A brawl has broken out in Venezuela’s parliament, amid disputes over the recent presidential election results.
The physical altercation took place on Tuesday after the assembly passed a measure denying opposition members the right to speak in the chamber until they recognized President Nicolas Maduro’s April 14 victory.
“Until they recognize the authorities, the institutions of the republic, the sovereign will of our people, the opposition deputies will have to go and speak (to the private media) but not here in this National Assembly,” said head of parliament Diosdado Cabello.
The government legislators also blamed the opposition for initiating the fighting.
“We knew the opposition came to provoke violence,” said Maduro after the incident, adding, “This must not be repeated.”
One assembly worker said the incident began when opposition legislators shouted “fascist” and the National Assembly leader raised a protest banner reading “parliamentary coup.”
Several were attacked and injured during the fighting, including Odalis Monzon, who is a government parliamentarian.
“Today again I had to defend the commander’s (late President Hugo Chavez’s) legacy,” said Monzon.
The opposition, on the other hand, blames Maduro’s supporters for the incident, as one parliamentarian later appeared on a local TV station showing his wounds.
Maduro defeated opposition leader Henrique Capriles by receiving 50.7 percent of the vote against 49.1 percent, with a difference of 235,000 ballots.
Capriles refused to recognize his defeat alleging that irregularities had taken place.
However, on April 28, Venezuela’s National Electoral Council said Capriles has failed to present any compelling proof that there were irregularities during the presidential election.

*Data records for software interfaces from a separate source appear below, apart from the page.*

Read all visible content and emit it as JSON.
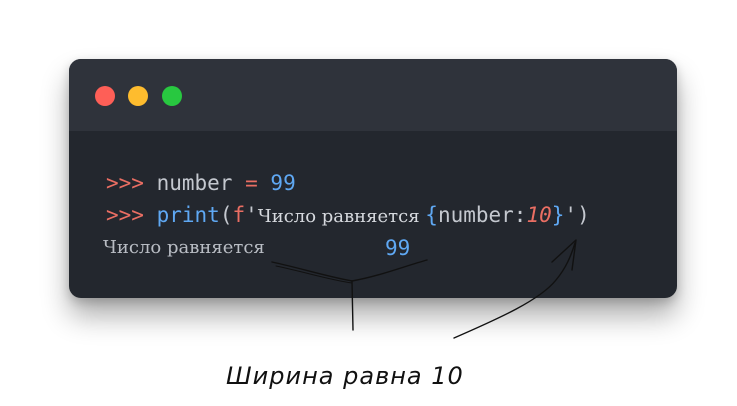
{
  "window": {
    "controls": [
      "close",
      "minimize",
      "maximize"
    ]
  },
  "code": {
    "line1": {
      "prompt": ">>>",
      "var": "number",
      "op": "=",
      "value": "99"
    },
    "line2": {
      "prompt": ">>>",
      "fn": "print",
      "open": "(",
      "fprefix": "f",
      "quote_open": "'",
      "text": "Число равняется ",
      "brace_open": "{",
      "field": "number",
      "colon": ":",
      "format": "10",
      "brace_close": "}",
      "quote_close": "'",
      "close": ")"
    },
    "output": {
      "text": "Число равняется",
      "value": "99"
    }
  },
  "annotation": {
    "caption": "Ширина равна 10"
  }
}
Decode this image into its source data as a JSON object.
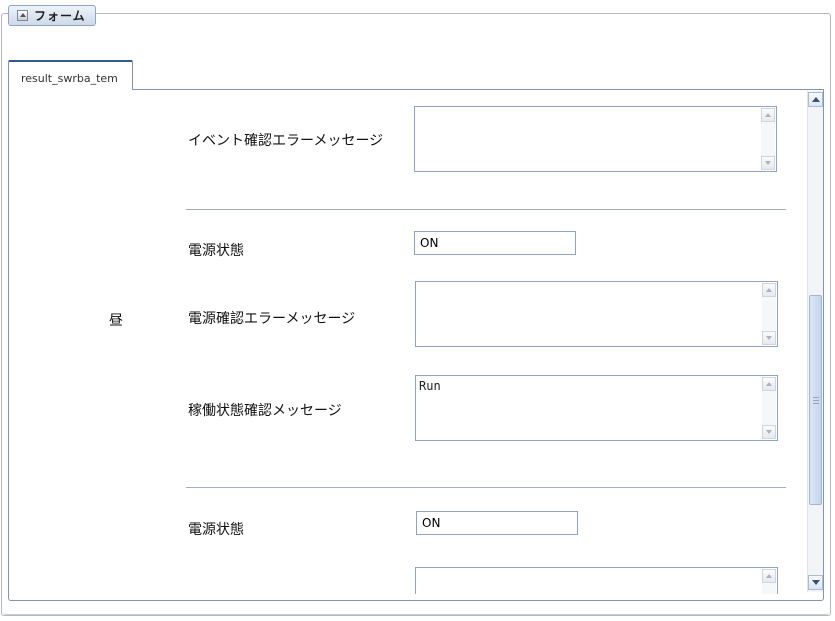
{
  "form_header": {
    "title": "フォーム",
    "icon": "collapse-icon"
  },
  "tabs": [
    {
      "label": "result_swrba_tem"
    }
  ],
  "content": {
    "group_label": "昼",
    "fields": {
      "event_error_label": "イベント確認エラーメッセージ",
      "event_error_value": "",
      "power1_label": "電源状態",
      "power1_value": "ON",
      "power1_error_label": "電源確認エラーメッセージ",
      "power1_error_value": "",
      "operation_label": "稼働状態確認メッセージ",
      "operation_value": "Run",
      "power2_label": "電源状態",
      "power2_value": "ON",
      "power2_error_value": ""
    }
  },
  "colors": {
    "accent": "#375a8c",
    "border": "#8fa4bf"
  }
}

On May 1, both the government and opposition are to hold rival marches in the capital, Caracas, to commemorate May Day.